We’re knee-deep in conflict (in our look at the four crucial corner pillars of novel construction). Let’s take some time to talk about the two faces of conflict: inner and outer. Maybe I don’t need to go over outer conflict because it’s obvious, right? Anything outside your character that hinders him or opposes him is external conflict. And usually this is easier to construct that internal conflict. But there are some things to keep in mind about external conflict.
I mentioned in an earlier post that you should have a central element of conflict in your story, but let me explain this a little further.
It’s possible you may have one individual or thing that is in direct opposition to your main character that is his greatest obstacle or challenge. It may be another person, an evil beast or demon, an element of nature (The Perfect Storm, for example), or a more abstract opponent, like society or law or “the system.” A lawyer trying to take a case to the Supreme Court can be fighting society and the legal system, and so instead of one person opposing him, conflict can come via many people and circumstances. The central conflict might encompass a number of elements, but it will still be “man against society,” unless this is a personal battle, such as in the 1970s movie Kramer vs. Kramer, which is more “man against man” (or woman).
So, to think in terms of a general, overarching central conflict element in your story, you need to go back to pillar #1: concept with a kicker. Your concept needs to be tied in with the central conflict of your story.

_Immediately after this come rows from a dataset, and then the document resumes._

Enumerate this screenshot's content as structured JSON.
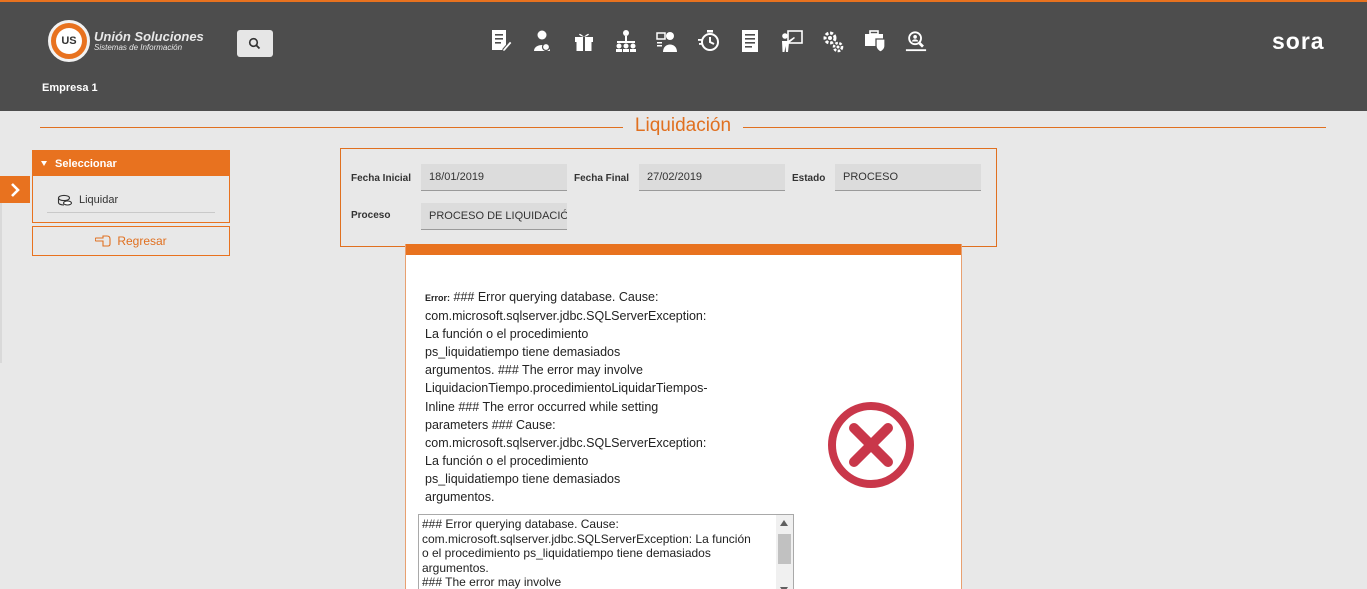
{
  "header": {
    "logo_badge": "US",
    "logo_title": "Unión Soluciones",
    "logo_subtitle": "Sistemas de Información",
    "company": "Empresa 1",
    "brand": "sora",
    "modules": [
      "document-edit-icon",
      "employee-icon",
      "benefits-gift-icon",
      "org-chart-icon",
      "personnel-icon",
      "time-icon",
      "report-icon",
      "training-icon",
      "settings-gears-icon",
      "security-icon",
      "audit-icon"
    ]
  },
  "page": {
    "title": "Liquidación"
  },
  "sidebar": {
    "header": "Seleccionar",
    "items": [
      {
        "label": "Liquidar",
        "icon": "coins-icon"
      }
    ],
    "back_label": "Regresar"
  },
  "form": {
    "fecha_inicial_label": "Fecha Inicial",
    "fecha_inicial": "18/01/2019",
    "fecha_final_label": "Fecha Final",
    "fecha_final": "27/02/2019",
    "estado_label": "Estado",
    "estado": "PROCESO",
    "proceso_label": "Proceso",
    "proceso": "PROCESO DE LIQUIDACIÓN"
  },
  "dialog": {
    "error_prefix": "Error:",
    "error_lines": [
      "### Error querying database. Cause:",
      "com.microsoft.sqlserver.jdbc.SQLServerException:",
      "La función o el procedimiento",
      "ps_liquidatiempo tiene demasiados",
      "argumentos. ### The error may involve",
      "LiquidacionTiempo.procedimientoLiquidarTiempos-",
      "Inline ### The error occurred while setting",
      "parameters ### Cause:",
      "com.microsoft.sqlserver.jdbc.SQLServerException:",
      "La función o el procedimiento",
      "ps_liquidatiempo tiene demasiados",
      "argumentos."
    ],
    "detail_lines": [
      "### Error querying database.  Cause:",
      "com.microsoft.sqlserver.jdbc.SQLServerException: La función",
      "o el procedimiento ps_liquidatiempo tiene demasiados",
      "argumentos.",
      "### The error may involve"
    ],
    "icon": "error-x-icon",
    "accent_color": "#e8721f",
    "error_color": "#c9374a"
  }
}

If your novel is about a married woman who desperately wants to have a baby and is willing to risk just about anything (high stakes) to get pregnant and have one, you need to determine just what the primary opposition is going to be for her. What is she willing to risk? What if her husband is sterile? What if she, he, or both do not want to adopt? What choices does she face and what would the consequences be by acting on them?
Always Ask Questions!
If you want this story to have great conflict with high stakes, your character might consider getting pregnant in secret, outside her marriage. Enter deception, lying, prevaricating, betrayal. What if she asks her best friend’s husband to impregnate her? Think of what a mess that could make—all because she wants a baby more than anything else. Would she kill? You could push her to that point. People have killed to hide their affairs (makes me think of Scott and Laci Peterson).
Without needing to point this out, we are talking here about a protagonist and her goal. Her core need. These are questions you can ask to help you elevate both private and public stakes:
- What will she do if that core need isn’t met?
- How far can you muddle, push, exacerbate the situation to raise the personal and public stakes?
- How many (more) people can you involve and affect by her choices?
- How many lives can you ruin (this is where you can come up with the great subplots for your secondary characters)?
- What allies can turn into foes by her choices and actions?
- How can you complicate things so that it (seemingly) becomes impossible for her to reach her goal? What will she do now that will make things even worse for herself and others?
- What core beliefs of hers can be challenged?
- Can you push her to have to choose between two options, both unthinkable (think Sophie’s Choice)?
Notice how the inner conflicts interweave with the outer ones. Every time your character struggles internally and has to make a hard choice, it creates consequences of outer conflict. And vice versa.
Donald Maass says, “Inner conflict is an interior war.” When your main character has two desires that are mutually exclusive, it’s a dilemma. This is not just inner confusion, though. Inner conflict has to present clear issues with clear repercussions. The choices your character makes have to be deliberate, done with knowledge of the stakes, risks, and consequences.
We haven’t gotten into theme yet, but whatever issues your story is showcasing by the plot, create conflict by having others take views that stand in opposition to your protagonist’s. Like plot layers, conflict can be thick or thin. Big and important or small and irritating. The best novels have conflict on many levels, all working cohesively to oppose your character. And as we’ll see later when we look at the pillar “plot in a string of scenes,” these forces build to a climax in which protagonist and conflict clash head-on.
Sometimes we writers really like our characters. We may even love them so much, we hate to make them uncomfortable or hurt them. Our jobs as novelists, however, require that we be a bit heartless. Okay, maybe more than a bit. For how can a hero triumph without conflict and high stakes? How interesting is that novel going to be if there is no obstacle in the way of his getting his heart’s desire?
From what I’ve seen in the hundreds of manuscripts I’ve worked on, conflict and stakes are way underplayed. Writers are too nice to their protagonists. Conflict is narrow, too small a scope. Asking these types of questions (above) can help push you to create higher stakes, bigger risks, greater possible losses, more collateral damage, and horrible choices.
Now that’s the recipe for a page-turner. Think of ways to create lots of internal conflict (hard choices) and external conflict (lots of opposition from every direction) and you’ll have a strong corner pillar. Any thoughts you’d like to share about inner and outer conflict? Which do you like best in a story?